If there is one thing investors don’t like it is mixed messages and it got a big one this week when White House Adviser, Peter Navarro, said that the trade deal with China is finished, due to China’s late warning on the coronavirus outbreak. While the President questioned the deal in May and whether China was complying, and also threatened to cut ties with Beijing as recently as last week, the White House was quick to come out and deny that the trade deal was being scrapped which helped reassure the stock market. However, tariffs are not off the table as the U.S. weighs new tariffs on $3.1B of imports from France, Germany, Spain, and the U.K. This comes as the European Union considers prohibiting U.S. travelers from entering Europe in return for European travelers who are still banned from entering the United States under virus travel restrictions. If you long for the days when markets were free and both international and domestic travel was open, you’re not alone.
In company news, Apple had its annual developers conference (WWDC) and among the many software updates coming, it announced it will no longer be purchasing chipsets from Intel. Apple will be developing its own chips going forward and outsourcing their production. In other company news, it seems McDonald’s may not be renewing its contract with Beyond Meat which makes plant-based patties, among other things. Not long ago these meat alternatives were all the rage, with the stock prices to show for it, but when a company the size and scope of McDonald’s reconsiders, it may be worth noting. It could be this fad has run its course or it just may be McDonald’s looking to squeeze its supplier. Time will tell.

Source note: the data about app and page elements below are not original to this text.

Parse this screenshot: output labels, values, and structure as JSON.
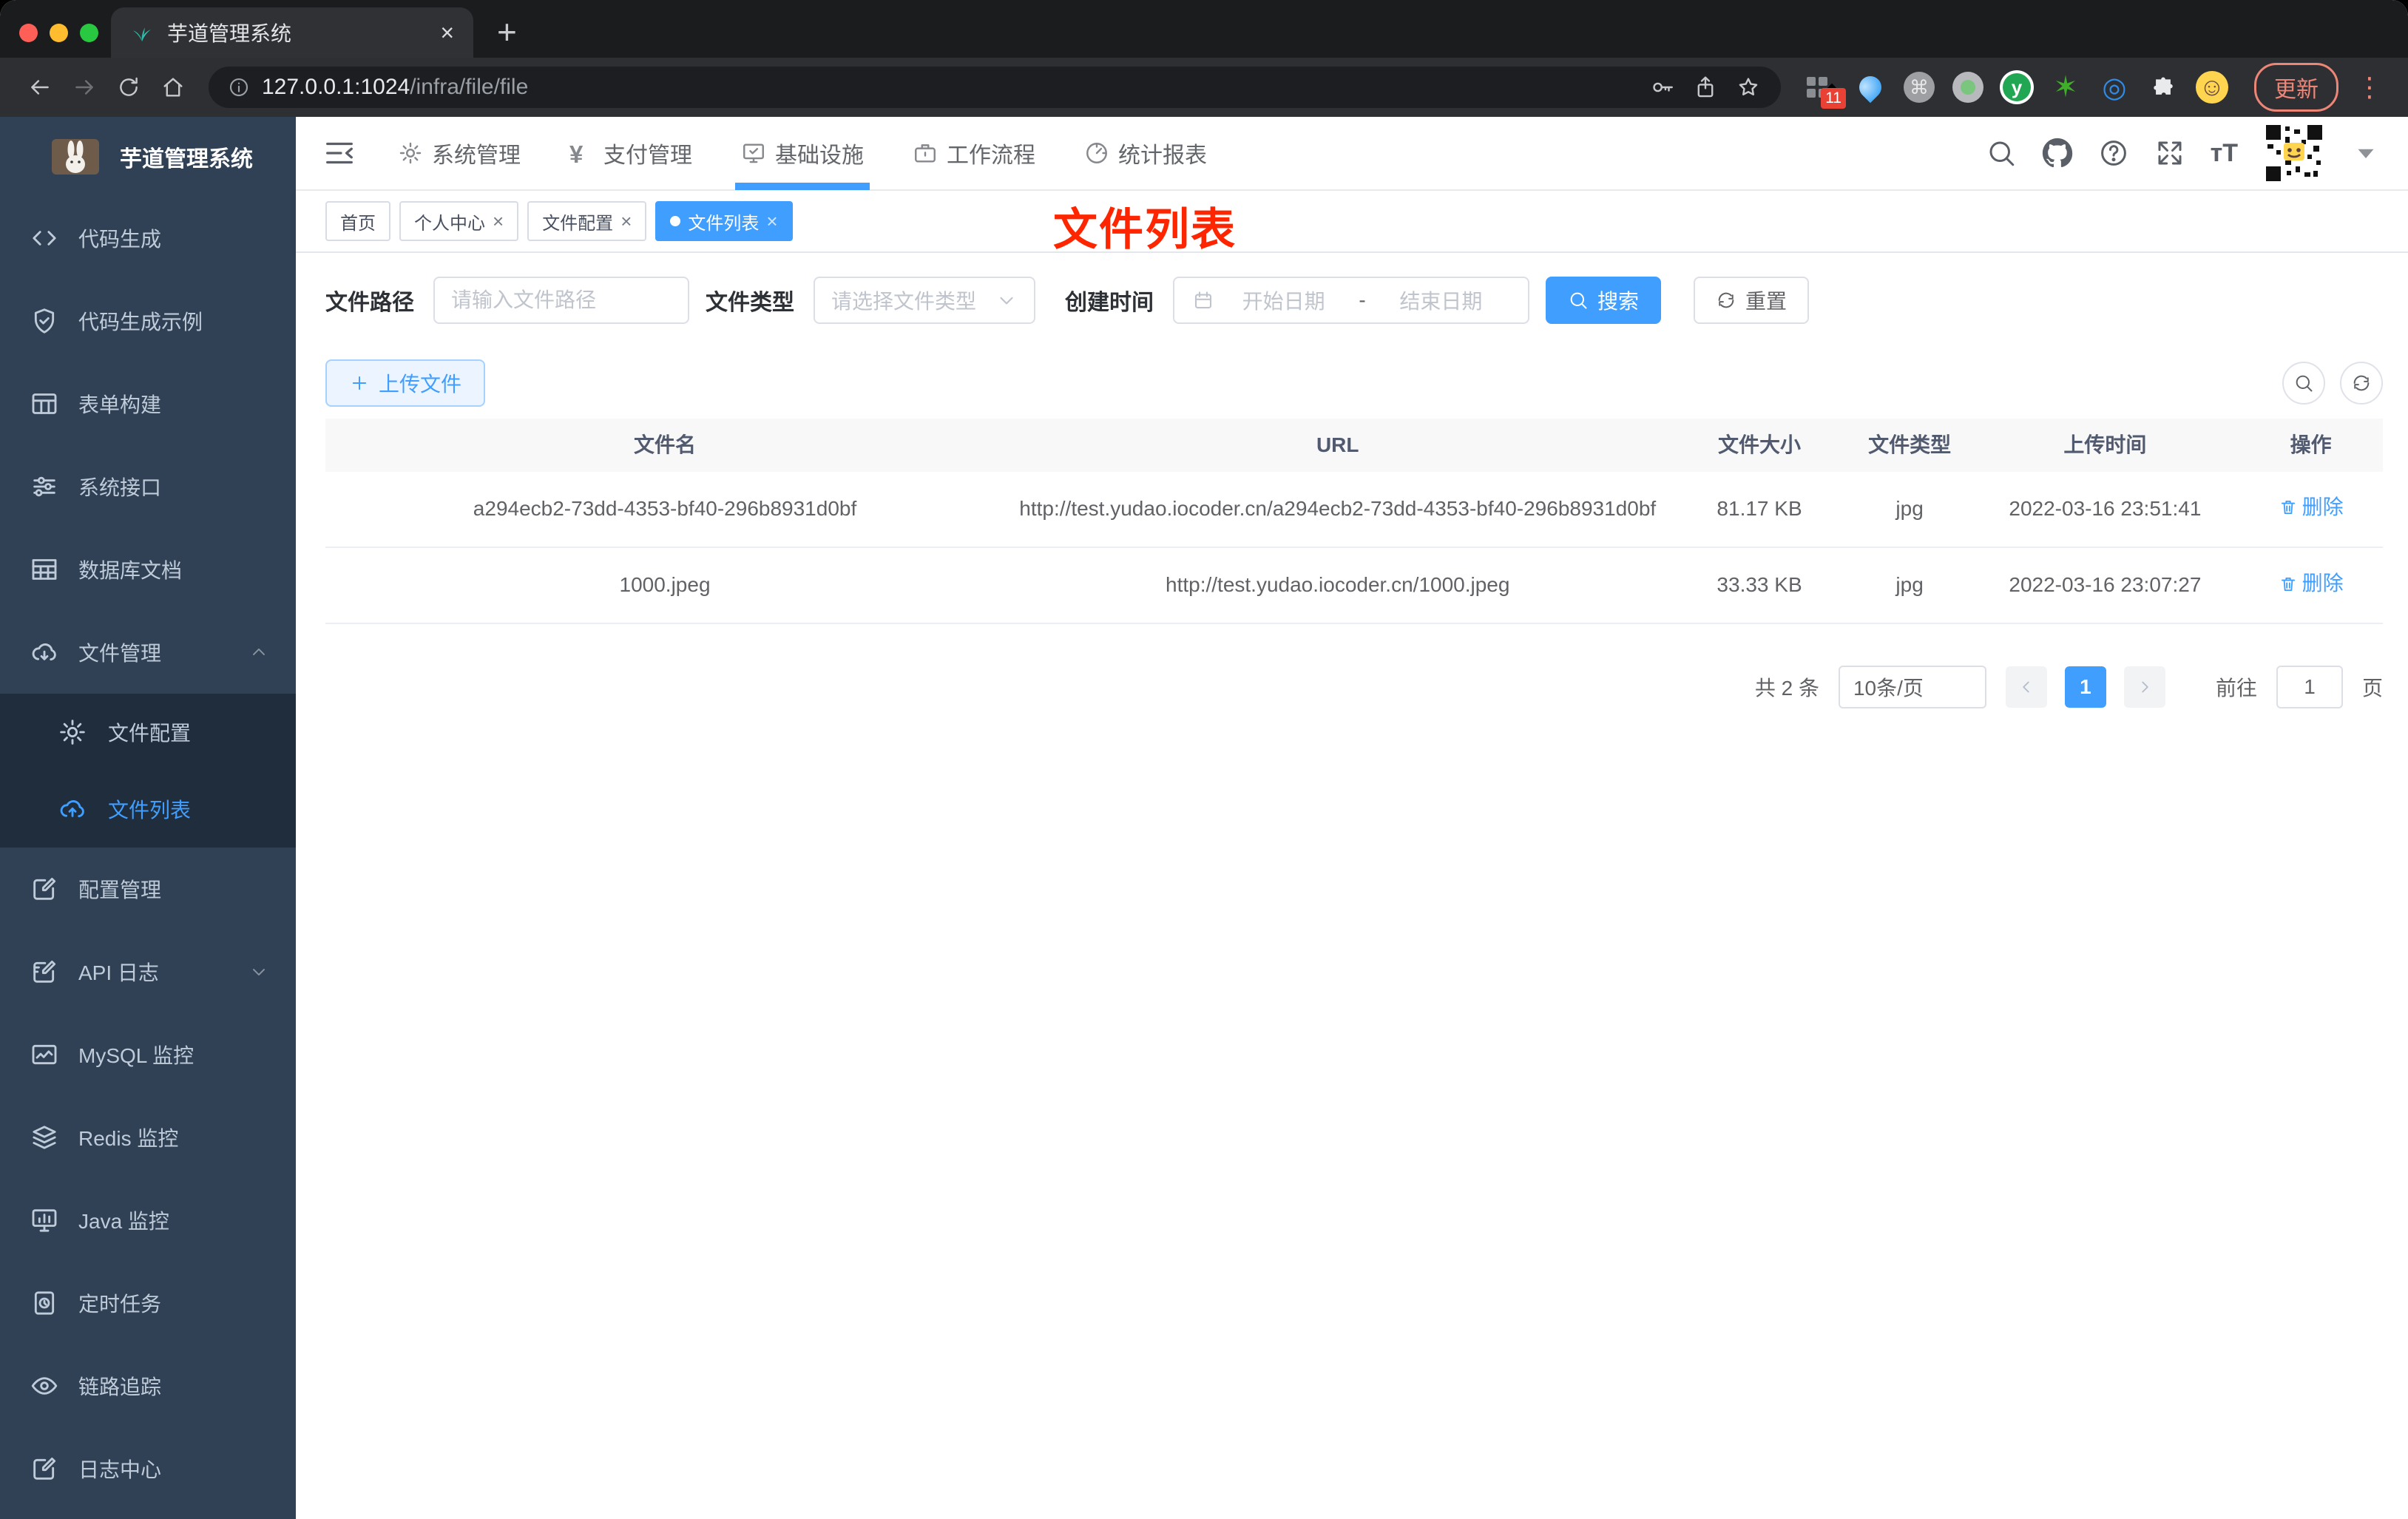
{
  "browser": {
    "tab": {
      "title": "芋道管理系统",
      "close": "×",
      "new_tab": "+"
    },
    "url": {
      "host": "127.0.0.1:1024",
      "path": "/infra/file/file"
    },
    "update_button": "更新",
    "extensions": [
      {
        "name": "grid-diamond-extension",
        "badge": "11"
      },
      {
        "name": "pin-extension"
      },
      {
        "name": "command-extension",
        "glyph": "⌘"
      },
      {
        "name": "green-dot-extension"
      },
      {
        "name": "y-circle-extension",
        "glyph": "y"
      },
      {
        "name": "green-star-extension",
        "glyph": "✶"
      },
      {
        "name": "blue-eye-extension",
        "glyph": "◎"
      },
      {
        "name": "puzzle-extension"
      },
      {
        "name": "emoji-extension",
        "glyph": "☺"
      }
    ]
  },
  "sidebar": {
    "logo_title": "芋道管理系统",
    "items": [
      {
        "icon": "code",
        "label": "代码生成"
      },
      {
        "icon": "shield",
        "label": "代码生成示例"
      },
      {
        "icon": "form",
        "label": "表单构建"
      },
      {
        "icon": "sliders",
        "label": "系统接口"
      },
      {
        "icon": "grid",
        "label": "数据库文档"
      },
      {
        "icon": "cloud-down",
        "label": "文件管理",
        "expanded": true,
        "children": [
          {
            "icon": "gear",
            "label": "文件配置"
          },
          {
            "icon": "cloud-up",
            "label": "文件列表",
            "active": true
          }
        ]
      },
      {
        "icon": "edit",
        "label": "配置管理"
      },
      {
        "icon": "edit-note",
        "label": "API 日志",
        "collapsible": true
      },
      {
        "icon": "chart",
        "label": "MySQL 监控"
      },
      {
        "icon": "layers",
        "label": "Redis 监控"
      },
      {
        "icon": "monitor",
        "label": "Java 监控"
      },
      {
        "icon": "timer",
        "label": "定时任务"
      },
      {
        "icon": "eye",
        "label": "链路追踪"
      },
      {
        "icon": "edit",
        "label": "日志中心"
      }
    ]
  },
  "top_nav": {
    "items": [
      {
        "icon": "gear",
        "label": "系统管理"
      },
      {
        "icon": "yen",
        "label": "支付管理"
      },
      {
        "icon": "monitor-check",
        "label": "基础设施",
        "active": true
      },
      {
        "icon": "briefcase",
        "label": "工作流程"
      },
      {
        "icon": "gauge",
        "label": "统计报表"
      }
    ]
  },
  "tags": [
    {
      "label": "首页",
      "closable": false
    },
    {
      "label": "个人中心",
      "closable": true
    },
    {
      "label": "文件配置",
      "closable": true
    },
    {
      "label": "文件列表",
      "closable": true,
      "active": true
    }
  ],
  "annotation": "文件列表",
  "filters": {
    "path_label": "文件路径",
    "path_placeholder": "请输入文件路径",
    "type_label": "文件类型",
    "type_placeholder": "请选择文件类型",
    "date_label": "创建时间",
    "date_start": "开始日期",
    "date_sep": "-",
    "date_end": "结束日期",
    "search": "搜索",
    "reset": "重置"
  },
  "toolbar": {
    "upload": "上传文件"
  },
  "table": {
    "headers": [
      "文件名",
      "URL",
      "文件大小",
      "文件类型",
      "上传时间",
      "操作"
    ],
    "rows": [
      {
        "name": "a294ecb2-73dd-4353-bf40-296b8931d0bf",
        "url": "http://test.yudao.iocoder.cn/a294ecb2-73dd-4353-bf40-296b8931d0bf",
        "size": "81.17 KB",
        "type": "jpg",
        "time": "2022-03-16 23:51:41",
        "action": "删除"
      },
      {
        "name": "1000.jpeg",
        "url": "http://test.yudao.iocoder.cn/1000.jpeg",
        "size": "33.33 KB",
        "type": "jpg",
        "time": "2022-03-16 23:07:27",
        "action": "删除"
      }
    ]
  },
  "pagination": {
    "total": "共 2 条",
    "page_size": "10条/页",
    "current": "1",
    "goto_label": "前往",
    "goto_value": "1",
    "unit": "页"
  },
  "colors": {
    "accent": "#409eff",
    "sidebar_bg": "#304156",
    "sidebar_sub_bg": "#1f2d3d",
    "annotation_red": "#fe2600"
  }
}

Needless to say, with the uptick in coronavirus cases, investors took a risk-off attitude this week as demonstrated by the steep declines in both the airlines and cruise ship companies. Theme parks, many of which had been planning on a July reopening, are back to the drawing board as it looks like the delayed openings may be extended into September. However, one bright spot is McCormick & Co. which makes spices and flavorings. Despite the boring nature of its business, it has done quite well this year, up over 5.5%, and reported much better than expected earnings yesterday with revenue growing almost 8% year-over-year. In this environment, that’s nothing to sneeze at! There are hidden gems to be found if you know where to look and are patient.

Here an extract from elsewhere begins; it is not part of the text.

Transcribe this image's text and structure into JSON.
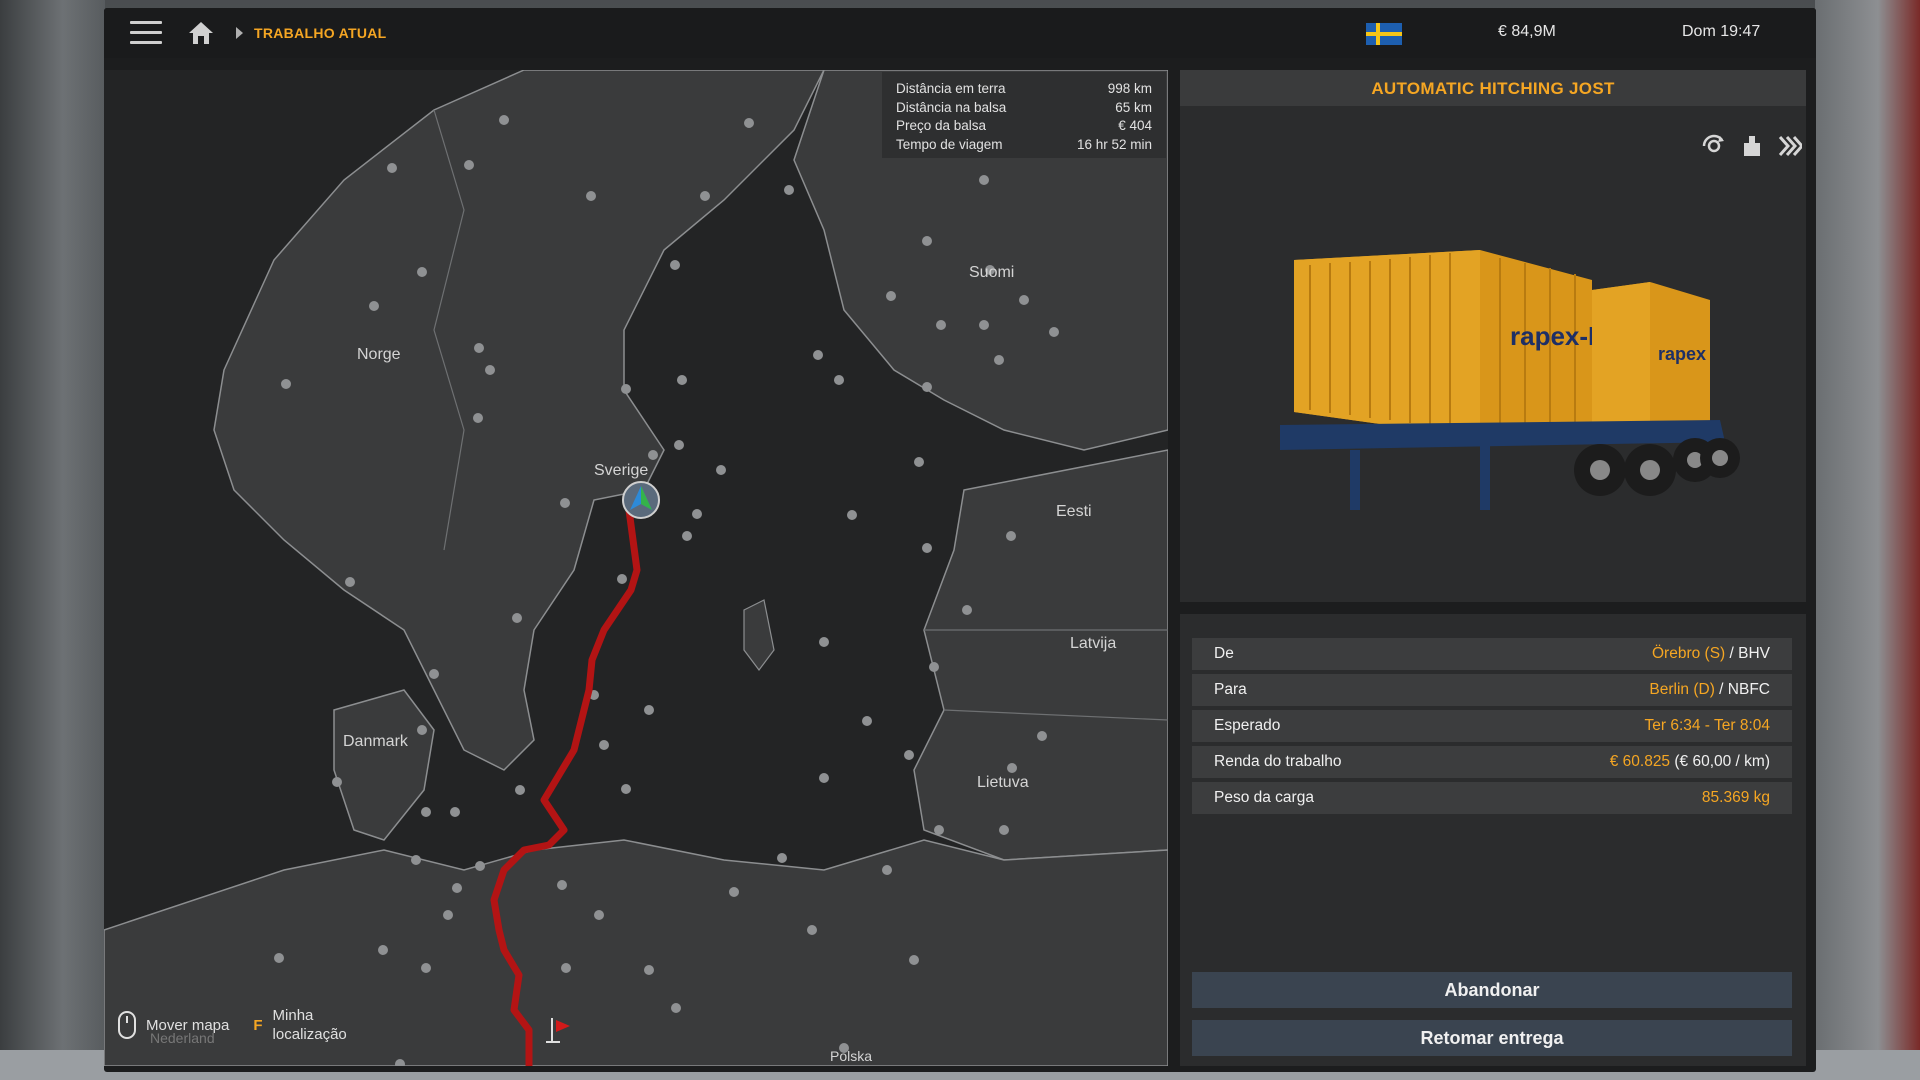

It is easy to get caught up in the market volatility and growing political unrest. Let's not forget that the goal is to invest for the long-term, understanding there will be bumps along the way. While it may sound trite to say, “this too shall pass”, it will, and on the other side we’ll look back, breathe a sigh of relief, and be grateful that we got through it together. Sometime in the distant future, when things have returned to normal, you’ll explain to your kids or grandkids about how 2020 was the year we stayed home, stockpiled food, and wore face masks everywhere we went. Indeed, this is one for the history books.
Bruce J. Mason, MBA